"Basin" is the first translation word given in Lewis and Short. And a labrum can be moveable, as Cicero Epistulae ad Familiares 220.127.116.11 makes clear (to Terentia):
TULLIUS S. D. TERENTIAE SUAE
In Tusculanum nos venturos putamus aut Nonis aut 18.104.22.168 postridie. ibi ut sint omnia parata. plures enim fortasse
nobiscum erunt et, ut arbitror, diutius ibi commorabimur.
labrum si in balineo non est, ut sit; item cetera quae sunt ad
victum et ad valetudinem necessaria. 5 Vale.
I love his letters.
This is basically:
We think we'll get to our place in Tusculum on the Nones or the day after. Make sure everything's ready there. After all, there might be some more people with us and I reckon we'll stay there pretty long. If there isn't a basin in the bath, there should be. Same goes for whatever else we'll need to eat and be well.

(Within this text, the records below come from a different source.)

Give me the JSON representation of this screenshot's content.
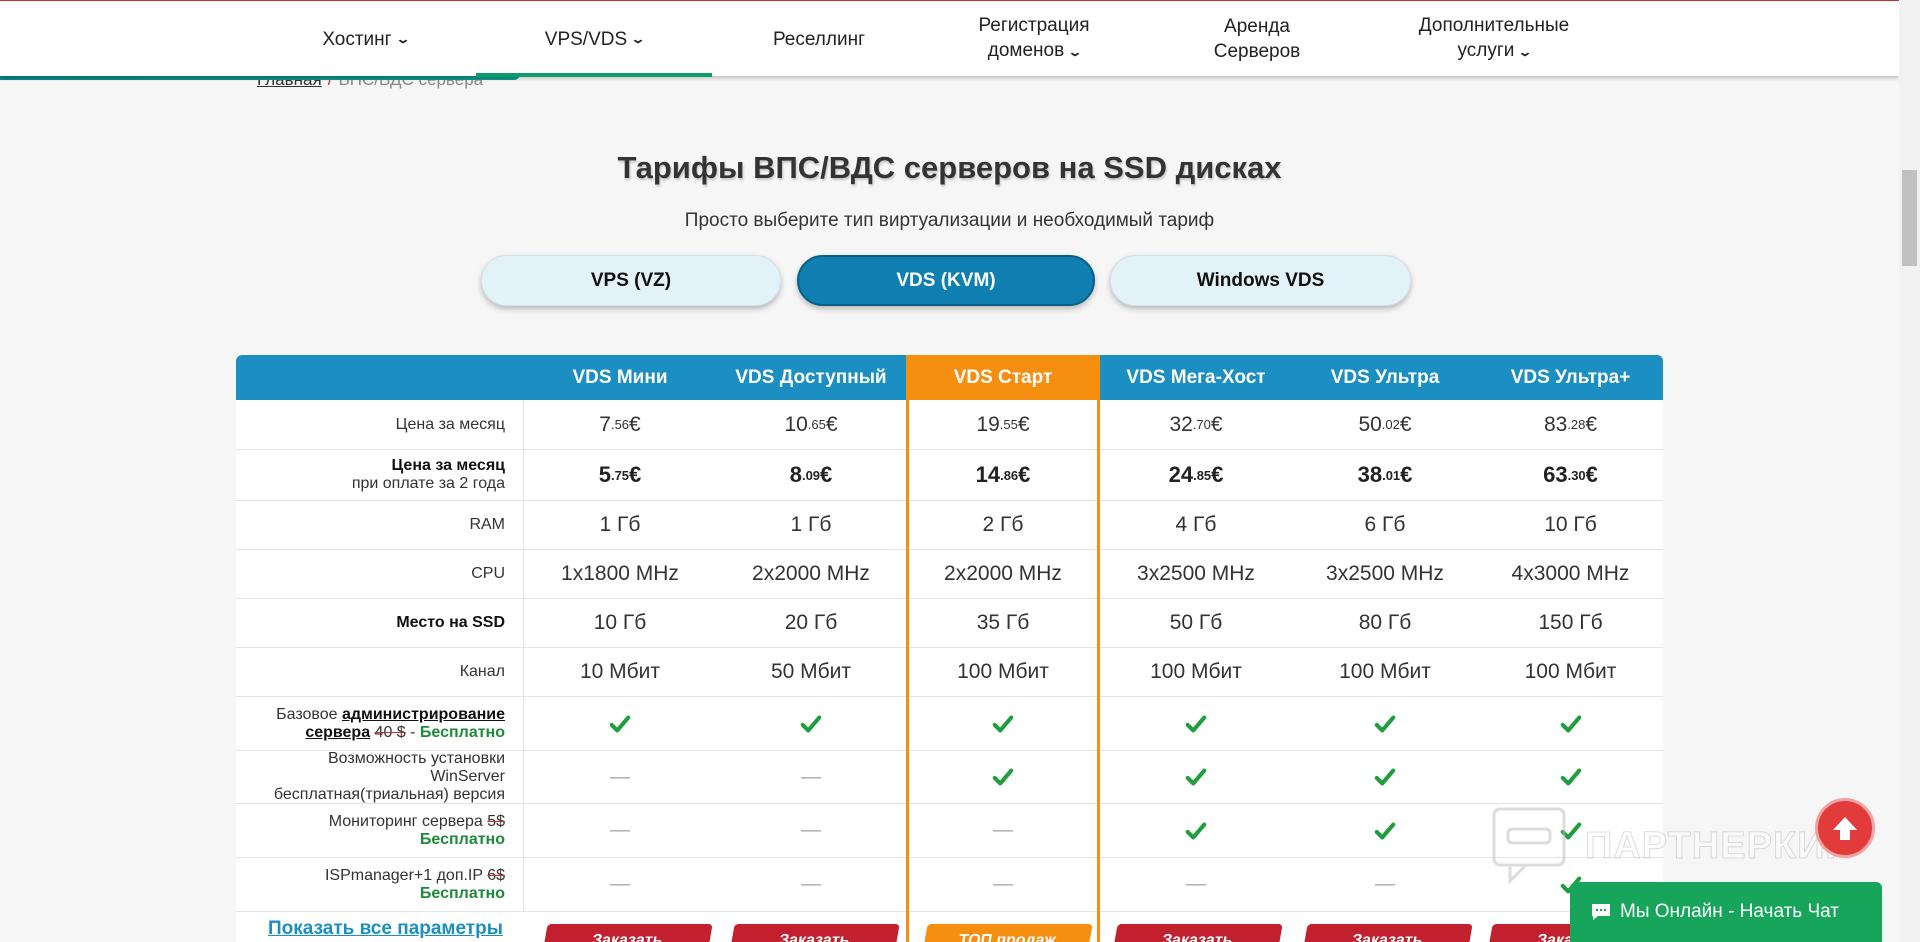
{
  "nav": {
    "items": [
      {
        "label": "Хостинг",
        "has_dropdown": true
      },
      {
        "label": "VPS/VDS",
        "has_dropdown": true,
        "active": true
      },
      {
        "label": "Реселлинг",
        "has_dropdown": false
      },
      {
        "label_line1": "Регистрация",
        "label_line2": "доменов",
        "has_dropdown": true
      },
      {
        "label_line1": "Аренда",
        "label_line2": "Серверов",
        "has_dropdown": false
      },
      {
        "label_line1": "Дополнительные",
        "label_line2": "услуги",
        "has_dropdown": true
      }
    ]
  },
  "breadcrumb": {
    "home": "Главная",
    "separator": "/",
    "current": "ВПС/ВДС сервера"
  },
  "page": {
    "title": "Тарифы ВПС/ВДС серверов на SSD дисках",
    "subtitle": "Просто выберите тип виртуализации и необходимый тариф"
  },
  "tabs": [
    {
      "label": "VPS (VZ)",
      "active": false
    },
    {
      "label": "VDS (KVM)",
      "active": true
    },
    {
      "label": "Windows VDS",
      "active": false
    }
  ],
  "plans": [
    {
      "name": "VDS Мини",
      "featured": false
    },
    {
      "name": "VDS Доступный",
      "featured": false
    },
    {
      "name": "VDS Старт",
      "featured": true
    },
    {
      "name": "VDS Мега-Хост",
      "featured": false
    },
    {
      "name": "VDS Ультра",
      "featured": false
    },
    {
      "name": "VDS Ультра+",
      "featured": false
    }
  ],
  "rows": {
    "price_month": {
      "label": "Цена за месяц",
      "values": [
        {
          "int": "7",
          "frac": ".56",
          "cur": "€"
        },
        {
          "int": "10",
          "frac": ".65",
          "cur": "€"
        },
        {
          "int": "19",
          "frac": ".55",
          "cur": "€"
        },
        {
          "int": "32",
          "frac": ".70",
          "cur": "€"
        },
        {
          "int": "50",
          "frac": ".02",
          "cur": "€"
        },
        {
          "int": "83",
          "frac": ".28",
          "cur": "€"
        }
      ]
    },
    "price_2y": {
      "label_line1": "Цена за месяц",
      "label_line2": "при оплате за 2 года",
      "values": [
        {
          "int": "5",
          "frac": ".75",
          "cur": "€"
        },
        {
          "int": "8",
          "frac": ".09",
          "cur": "€"
        },
        {
          "int": "14",
          "frac": ".86",
          "cur": "€"
        },
        {
          "int": "24",
          "frac": ".85",
          "cur": "€"
        },
        {
          "int": "38",
          "frac": ".01",
          "cur": "€"
        },
        {
          "int": "63",
          "frac": ".30",
          "cur": "€"
        }
      ]
    },
    "ram": {
      "label": "RAM",
      "values": [
        "1 Гб",
        "1 Гб",
        "2 Гб",
        "4 Гб",
        "6 Гб",
        "10 Гб"
      ]
    },
    "cpu": {
      "label": "CPU",
      "values": [
        "1x1800 MHz",
        "2x2000 MHz",
        "2x2000 MHz",
        "3x2500 MHz",
        "3x2500 MHz",
        "4x3000 MHz"
      ]
    },
    "ssd": {
      "label": "Место на SSD",
      "values": [
        "10 Гб",
        "20 Гб",
        "35 Гб",
        "50 Гб",
        "80 Гб",
        "150 Гб"
      ]
    },
    "channel": {
      "label": "Канал",
      "values": [
        "10 Мбит",
        "50 Мбит",
        "100 Мбит",
        "100 Мбит",
        "100 Мбит",
        "100 Мбит"
      ]
    },
    "admin": {
      "label_prefix": "Базовое ",
      "label_link1": "администрирование",
      "label_link2": "сервера",
      "old_price": "40 $",
      "dash": " - ",
      "free": "Бесплатно",
      "included": [
        true,
        true,
        true,
        true,
        true,
        true
      ]
    },
    "winserver": {
      "label_line1": "Возможность установки",
      "label_line2": "WinServer",
      "label_line3": "бесплатная(триальная) версия",
      "included": [
        false,
        false,
        true,
        true,
        true,
        true
      ]
    },
    "monitoring": {
      "label": "Мониторинг сервера ",
      "old_price": "5$",
      "free": "Бесплатно",
      "included": [
        false,
        false,
        false,
        true,
        true,
        true
      ]
    },
    "ispmanager": {
      "label": "ISPmanager+1 доп.IP ",
      "old_price": "6$",
      "free": "Бесплатно",
      "included": [
        false,
        false,
        false,
        false,
        false,
        true
      ]
    }
  },
  "footer_row": {
    "show_all": "Показать все параметры",
    "order_label": "Заказать",
    "top_label": "ТОП продаж"
  },
  "dash_symbol": "—",
  "watermark": "ПАРТНЕРКИН",
  "chat": {
    "label": "Мы Онлайн - Начать Чат"
  },
  "colors": {
    "header_blue": "#1b8fc1",
    "featured_orange": "#f68e0f",
    "active_tab": "#0e7fb0",
    "check_green": "#1e9e3c",
    "order_red": "#c21f2f",
    "chat_green": "#16a55a",
    "nav_active_underline": "#0f9a6a"
  },
  "icons": {
    "check": "check-icon",
    "chevron": "chevron-down-icon",
    "up": "arrow-up-icon",
    "chat": "chat-bubble-icon"
  }
}
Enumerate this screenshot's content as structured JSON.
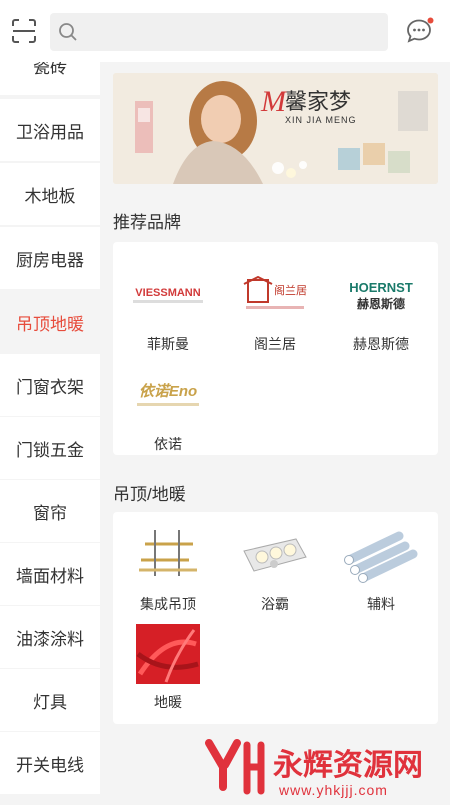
{
  "header": {
    "search_placeholder": "",
    "scan_icon": "scan-icon",
    "message_icon": "chat-bubble-icon",
    "badge_color": "#e74c3c"
  },
  "sidebar": {
    "items": [
      {
        "label": "瓷砖"
      },
      {
        "label": "卫浴用品"
      },
      {
        "label": "木地板"
      },
      {
        "label": "厨房电器"
      },
      {
        "label": "吊顶地暖",
        "active": true
      },
      {
        "label": "门窗衣架"
      },
      {
        "label": "门锁五金"
      },
      {
        "label": "窗帘"
      },
      {
        "label": "墙面材料"
      },
      {
        "label": "油漆涂料"
      },
      {
        "label": "灯具"
      },
      {
        "label": "开关电线"
      }
    ],
    "active_color": "#e74c3c"
  },
  "banner": {
    "brand_cn": "馨家梦",
    "brand_en": "XIN JIA MENG",
    "brand_letter": "M"
  },
  "sections": {
    "brands_title": "推荐品牌",
    "brands": [
      {
        "name": "菲斯曼",
        "logo": "VIESSMANN"
      },
      {
        "name": "阁兰居",
        "logo": "阁兰居"
      },
      {
        "name": "赫恩斯德",
        "logo": "HOERNST",
        "logo_sub": "赫恩斯德"
      },
      {
        "name": "依诺",
        "logo": "依诺Eno"
      }
    ],
    "products_title": "吊顶/地暖",
    "products": [
      {
        "name": "集成吊顶"
      },
      {
        "name": "浴霸"
      },
      {
        "name": "辅料"
      },
      {
        "name": "地暖"
      }
    ]
  },
  "watermark": {
    "text_cn": "永辉资源网",
    "url": "www.yhkjjj.com",
    "color": "#e0323c"
  }
}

Excellent rendering. The labrum usually referred to the place where the bathers splashed their neck and face after bathing in the cal(i)darium. It might not be clear to students that a sentence such as 'Labrum implemus et nos lavamus' for a Roman would not normally refer to an individual bathtub in which a person bathes. Cf. Fagan, Bathing in Public in the Roman World (Michigan, 199).